Q. You say that ecological grief is often overlooked in the climate change discourse. What does that mean, and why do we need to focus on it more?
A. Ecological grief ties back to the kinships that we hold as Indigenous peoples with our plants and animal relatives. The example I provide in the book is the milpas. The milpas are a central kind of holistic agricultural system that we have been able to maintain since time immemorial. Everybody takes care of the milpas, even children and elders. There is this kinship that is built around the milpas. And because of climate change impacts – flooding of the milpa or if you have extreme heat – there is a psychological grieving. You’re mourning or grieving the plant and animal relatives that you lost because of those extreme weather conditions. That grief comes from the fact that you are building a relationship with those animals and you consider them your relatives as well.
Q. In the book you highlight the community-based forest management happening in part of the Zapotec nation in Oaxaca, Mexico as a success story, compared to other more traditional outsider-run projects. What makes the Zapotec forestry initiative work, and what lessons does it provide scientists and conservation groups?

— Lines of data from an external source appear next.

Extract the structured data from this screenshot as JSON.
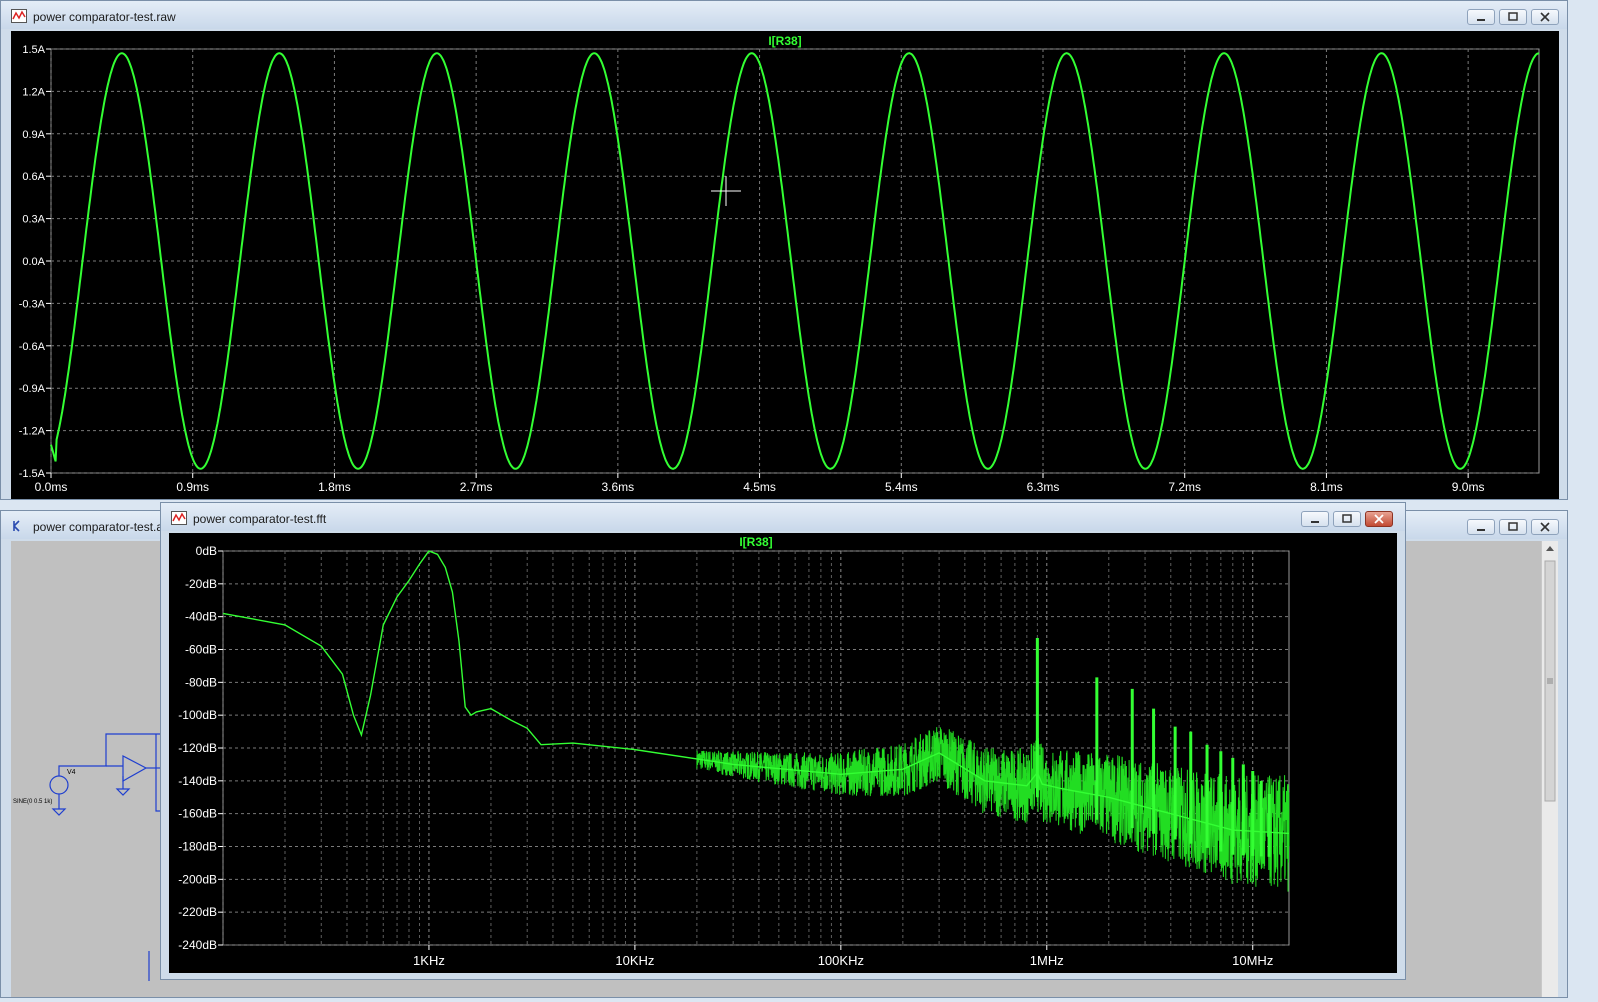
{
  "colors": {
    "trace": "#33ff33",
    "grid": "#7a7a7a",
    "plot_bg": "#000000",
    "axis_text": "#ffffff",
    "schematic_wire": "#1f3fcf"
  },
  "raw_window": {
    "title": "power comparator-test.raw",
    "icon": "waveform-window-icon",
    "trace_label": "I[R38]"
  },
  "schematic_window": {
    "title": "power comparator-test.a",
    "icon": "schematic-window-icon",
    "component_label": "V4",
    "source_label": "SINE(0 0.5 1k)"
  },
  "fft_window": {
    "title": "power comparator-test.fft",
    "icon": "waveform-window-icon",
    "trace_label": "I[R38]"
  },
  "chart_data": [
    {
      "type": "line",
      "title": "I[R38]",
      "x_unit": "ms",
      "y_unit": "A",
      "xlim": [
        0,
        9.45
      ],
      "ylim": [
        -1.5,
        1.5
      ],
      "x_ticks": [
        "0.0ms",
        "0.9ms",
        "1.8ms",
        "2.7ms",
        "3.6ms",
        "4.5ms",
        "5.4ms",
        "6.3ms",
        "7.2ms",
        "8.1ms",
        "9.0ms"
      ],
      "y_ticks": [
        "1.5A",
        "1.2A",
        "0.9A",
        "0.6A",
        "0.3A",
        "0.0A",
        "-0.3A",
        "-0.6A",
        "-0.9A",
        "-1.2A",
        "-1.5A"
      ],
      "grid": true,
      "series": [
        {
          "name": "I[R38]",
          "waveform": "sine",
          "amplitude": 1.47,
          "period_ms": 1.0,
          "peak_times_ms": [
            0.45,
            1.45,
            2.45,
            3.45,
            4.45,
            5.45,
            6.45,
            7.45,
            8.45
          ],
          "trough_times_ms": [
            0.95,
            1.95,
            2.95,
            3.95,
            4.95,
            5.95,
            6.95,
            7.95,
            8.95
          ]
        }
      ]
    },
    {
      "type": "line",
      "title": "I[R38]",
      "x_scale": "log",
      "x_unit": "Hz",
      "y_unit": "dB",
      "xlim": [
        100,
        15000000
      ],
      "ylim": [
        -240,
        0
      ],
      "x_ticks": [
        "1KHz",
        "10KHz",
        "100KHz",
        "1MHz",
        "10MHz"
      ],
      "y_ticks": [
        "0dB",
        "-20dB",
        "-40dB",
        "-60dB",
        "-80dB",
        "-100dB",
        "-120dB",
        "-140dB",
        "-160dB",
        "-180dB",
        "-200dB",
        "-220dB",
        "-240dB"
      ],
      "grid": true,
      "series": [
        {
          "name": "I[R38]",
          "x": [
            100,
            200,
            300,
            380,
            430,
            470,
            520,
            600,
            700,
            800,
            900,
            1000,
            1100,
            1200,
            1300,
            1400,
            1500,
            1600,
            1700,
            2000,
            2500,
            3000,
            3500,
            5000,
            10000,
            30000,
            100000,
            200000,
            300000,
            500000,
            800000,
            900000,
            950000,
            1200000,
            2000000,
            4000000,
            8000000,
            15000000
          ],
          "y": [
            -38,
            -45,
            -58,
            -75,
            -100,
            -112,
            -88,
            -45,
            -28,
            -18,
            -8,
            0,
            -2,
            -10,
            -25,
            -55,
            -95,
            -100,
            -98,
            -96,
            -103,
            -108,
            -118,
            -117,
            -121,
            -130,
            -136,
            -133,
            -123,
            -140,
            -143,
            -135,
            -142,
            -145,
            -150,
            -160,
            -170,
            -172
          ]
        },
        {
          "name": "harmonic spikes",
          "x": [
            900000,
            1750000,
            2600000,
            3300000,
            4200000,
            5000000,
            6000000,
            7000000,
            8000000,
            9000000,
            10000000,
            11000000,
            12000000
          ],
          "y": [
            -53,
            -77,
            -84,
            -96,
            -107,
            -110,
            -118,
            -122,
            -126,
            -130,
            -134,
            -140,
            -148
          ]
        }
      ]
    }
  ]
}
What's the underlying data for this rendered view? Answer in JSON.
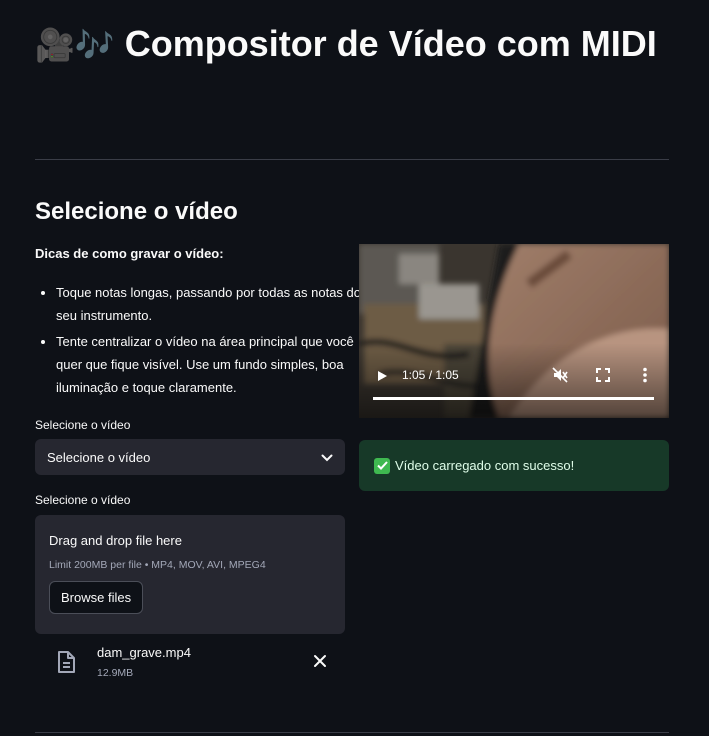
{
  "header": {
    "emoji": "🎥🎶",
    "title": "Compositor de Vídeo com MIDI"
  },
  "section": {
    "title": "Selecione o vídeo"
  },
  "tips": {
    "title": "Dicas de como gravar o vídeo:",
    "items": [
      "Toque notas longas, passando por todas as notas do seu instrumento.",
      "Tente centralizar o vídeo na área principal que você quer que fique visível. Use um fundo simples, boa iluminação e toque claramente."
    ]
  },
  "select": {
    "label": "Selecione o vídeo",
    "value": "Selecione o vídeo"
  },
  "uploader": {
    "label": "Selecione o vídeo",
    "drop_text": "Drag and drop file here",
    "limit_text": "Limit 200MB per file • MP4, MOV, AVI, MPEG4",
    "browse_label": "Browse files"
  },
  "file": {
    "name": "dam_grave.mp4",
    "size": "12.9MB"
  },
  "video": {
    "time": "1:05 / 1:05",
    "progress": 1.0
  },
  "status": {
    "message": "Vídeo carregado com sucesso!"
  },
  "colors": {
    "background": "#0e1117",
    "panel": "#262730",
    "success_bg": "#173928",
    "success_icon": "#3fb950"
  }
}
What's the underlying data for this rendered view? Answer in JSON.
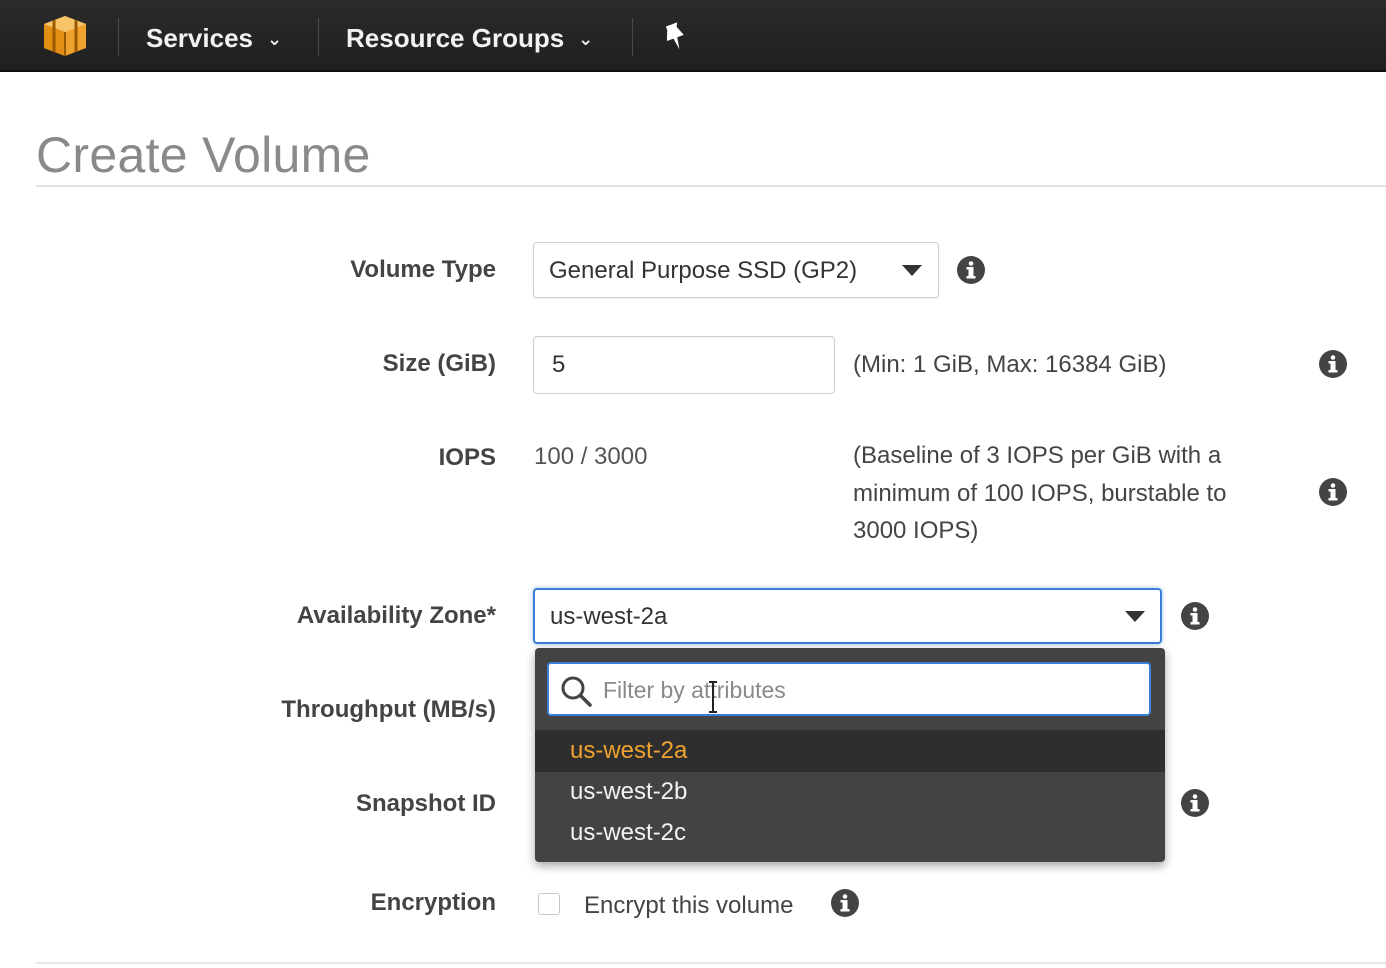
{
  "topnav": {
    "logo_icon": "aws-cube-icon",
    "services_label": "Services",
    "resource_groups_label": "Resource Groups",
    "pin_icon": "pushpin-icon"
  },
  "page": {
    "title": "Create Volume"
  },
  "form": {
    "volume_type": {
      "label": "Volume Type",
      "value": "General Purpose SSD (GP2)"
    },
    "size": {
      "label": "Size (GiB)",
      "value": "5",
      "hint": "(Min: 1 GiB, Max: 16384 GiB)"
    },
    "iops": {
      "label": "IOPS",
      "value": "100 / 3000",
      "hint_line1": "(Baseline of 3 IOPS per GiB with a",
      "hint_line2": "minimum of 100 IOPS, burstable to",
      "hint_line3": "3000 IOPS)"
    },
    "availability_zone": {
      "label": "Availability Zone*",
      "value": "us-west-2a"
    },
    "throughput": {
      "label": "Throughput (MB/s)"
    },
    "snapshot": {
      "label": "Snapshot ID"
    },
    "encryption": {
      "label": "Encryption",
      "checkbox_label": "Encrypt this volume",
      "checked": false
    }
  },
  "dropdown": {
    "filter_placeholder": "Filter by attributes",
    "options": [
      {
        "label": "us-west-2a",
        "selected": true
      },
      {
        "label": "us-west-2b",
        "selected": false
      },
      {
        "label": "us-west-2c",
        "selected": false
      }
    ]
  },
  "colors": {
    "nav_bg": "#232323",
    "accent_orange": "#f0a22e",
    "focus_blue": "#3a7fd5",
    "dropdown_bg": "#434343"
  }
}
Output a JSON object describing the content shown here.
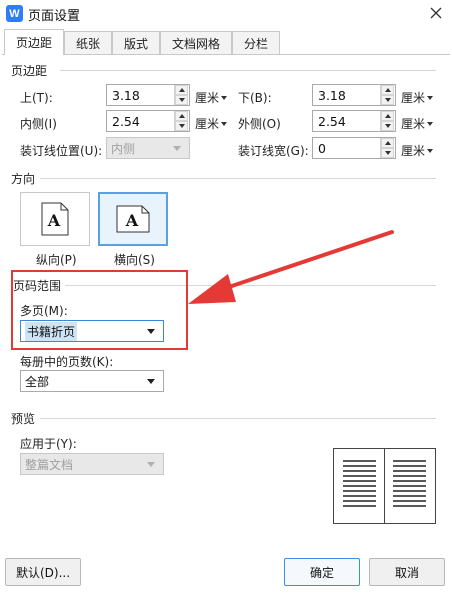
{
  "window": {
    "title": "页面设置",
    "app_icon_letter": "W",
    "brand_color": "#2f7df6"
  },
  "tabs": [
    {
      "label": "页边距",
      "active": true
    },
    {
      "label": "纸张"
    },
    {
      "label": "版式"
    },
    {
      "label": "文档网格"
    },
    {
      "label": "分栏"
    }
  ],
  "margins": {
    "section_title": "页边距",
    "top": {
      "label": "上(T):",
      "value": "3.18",
      "unit": "厘米"
    },
    "bottom": {
      "label": "下(B):",
      "value": "3.18",
      "unit": "厘米"
    },
    "inner": {
      "label": "内侧(I)",
      "value": "2.54",
      "unit": "厘米"
    },
    "outer": {
      "label": "外侧(O)",
      "value": "2.54",
      "unit": "厘米"
    },
    "gutter_position": {
      "label": "装订线位置(U):",
      "value": "内侧",
      "disabled": true
    },
    "gutter_width": {
      "label": "装订线宽(G):",
      "value": "0",
      "unit": "厘米"
    }
  },
  "orientation": {
    "section_title": "方向",
    "portrait": {
      "label": "纵向(P)",
      "glyph": "A"
    },
    "landscape": {
      "label": "横向(S)",
      "glyph": "A",
      "selected": true
    }
  },
  "page_range": {
    "section_title": "页码范围",
    "multiple_pages": {
      "label": "多页(M):",
      "value": "书籍折页"
    },
    "sheets_per_booklet": {
      "label": "每册中的页数(K):",
      "value": "全部"
    },
    "highlight_color": "#e53935"
  },
  "preview": {
    "section_title": "预览",
    "apply_to": {
      "label": "应用于(Y):",
      "value": "整篇文档",
      "disabled": true
    }
  },
  "buttons": {
    "default": "默认(D)...",
    "ok": "确定",
    "cancel": "取消"
  }
}
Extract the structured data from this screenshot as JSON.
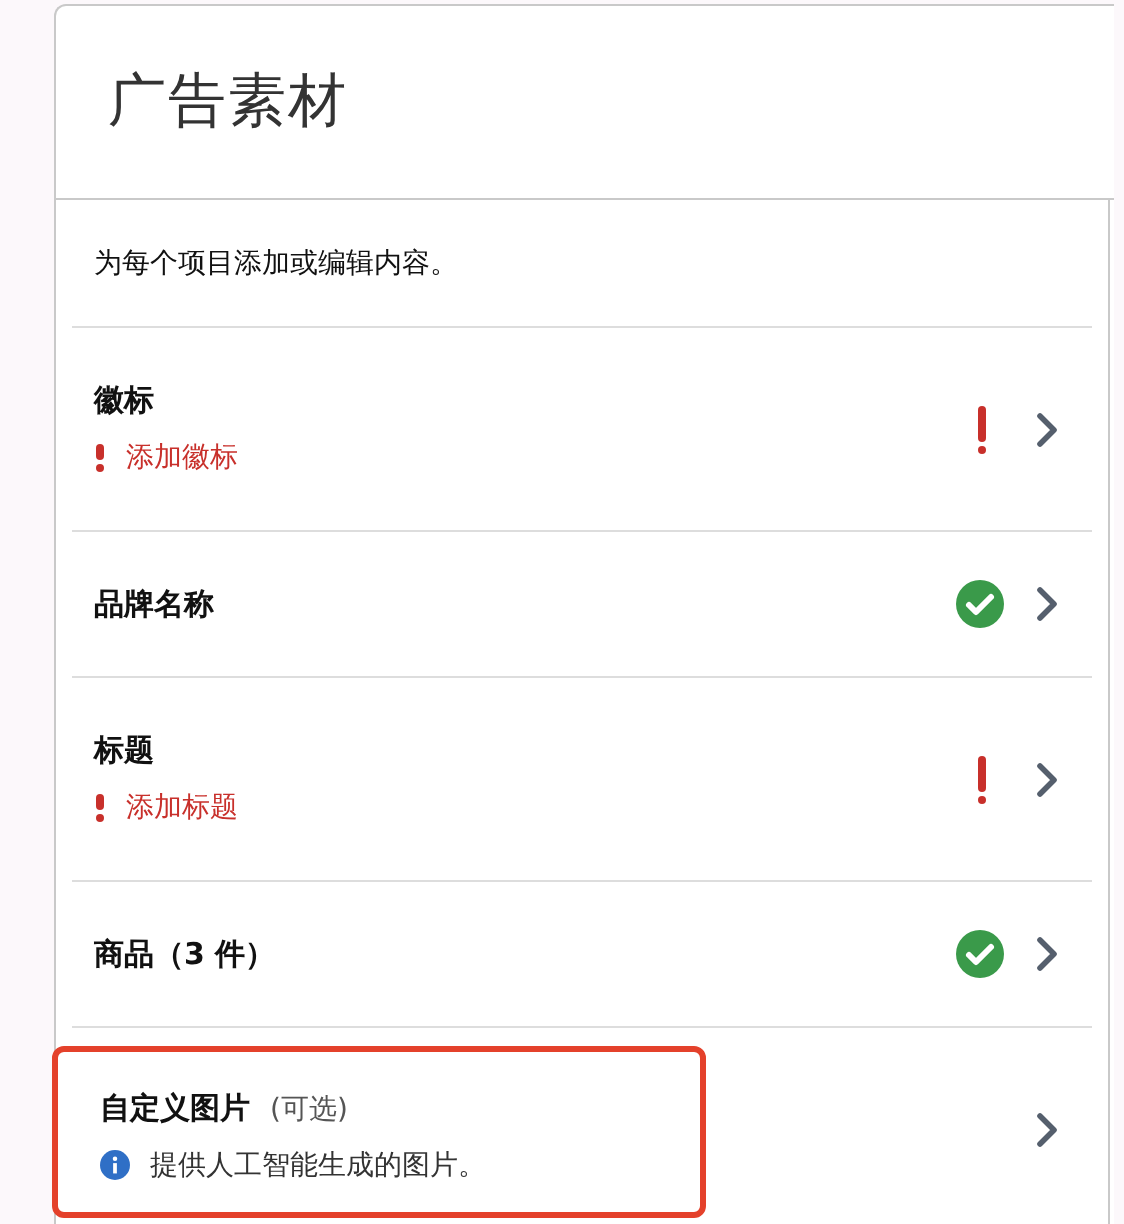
{
  "panel": {
    "title": "广告素材",
    "description": "为每个项目添加或编辑内容。"
  },
  "items": [
    {
      "label": "徽标",
      "indicator": {
        "kind": "error"
      },
      "message": {
        "kind": "error",
        "text": "添加徽标"
      },
      "highlighted": false
    },
    {
      "label": "品牌名称",
      "indicator": {
        "kind": "ok"
      },
      "highlighted": false
    },
    {
      "label": "标题",
      "indicator": {
        "kind": "error"
      },
      "message": {
        "kind": "error",
        "text": "添加标题"
      },
      "highlighted": false
    },
    {
      "label": "商品（3 件）",
      "indicator": {
        "kind": "ok"
      },
      "highlighted": false
    },
    {
      "label": "自定义图片",
      "optional": "(可选)",
      "message": {
        "kind": "info",
        "text": "提供人工智能生成的图片。"
      },
      "highlighted": true
    }
  ]
}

A. When we talk about conservation we forget to include the Indigenous peoples who will be impacted by the denial of gathering those resources. In many marine protected areas, for example, you are not allowed to fish, because they’re trying to conserve the marine ecosystems there. Other protected areas are led by scientists who don’t have a relationship with Indigenous peoples or who are only focused on protecting the animal, without looking at the holistic system.
It goes back to ecological grief.
We have that strong kinship with our forests, with our trees, because they’re part of us. It ties back to our creation stories and our ancestors. With the [Zapotec] forestry initiative, it [worked] because our people were integrated in the process and we were able to use Indigenous knowledge to manage and steward that forest. It’s holistic management, and integrated Indigenous peoples from the start.
This interview has been edited for length and clarity.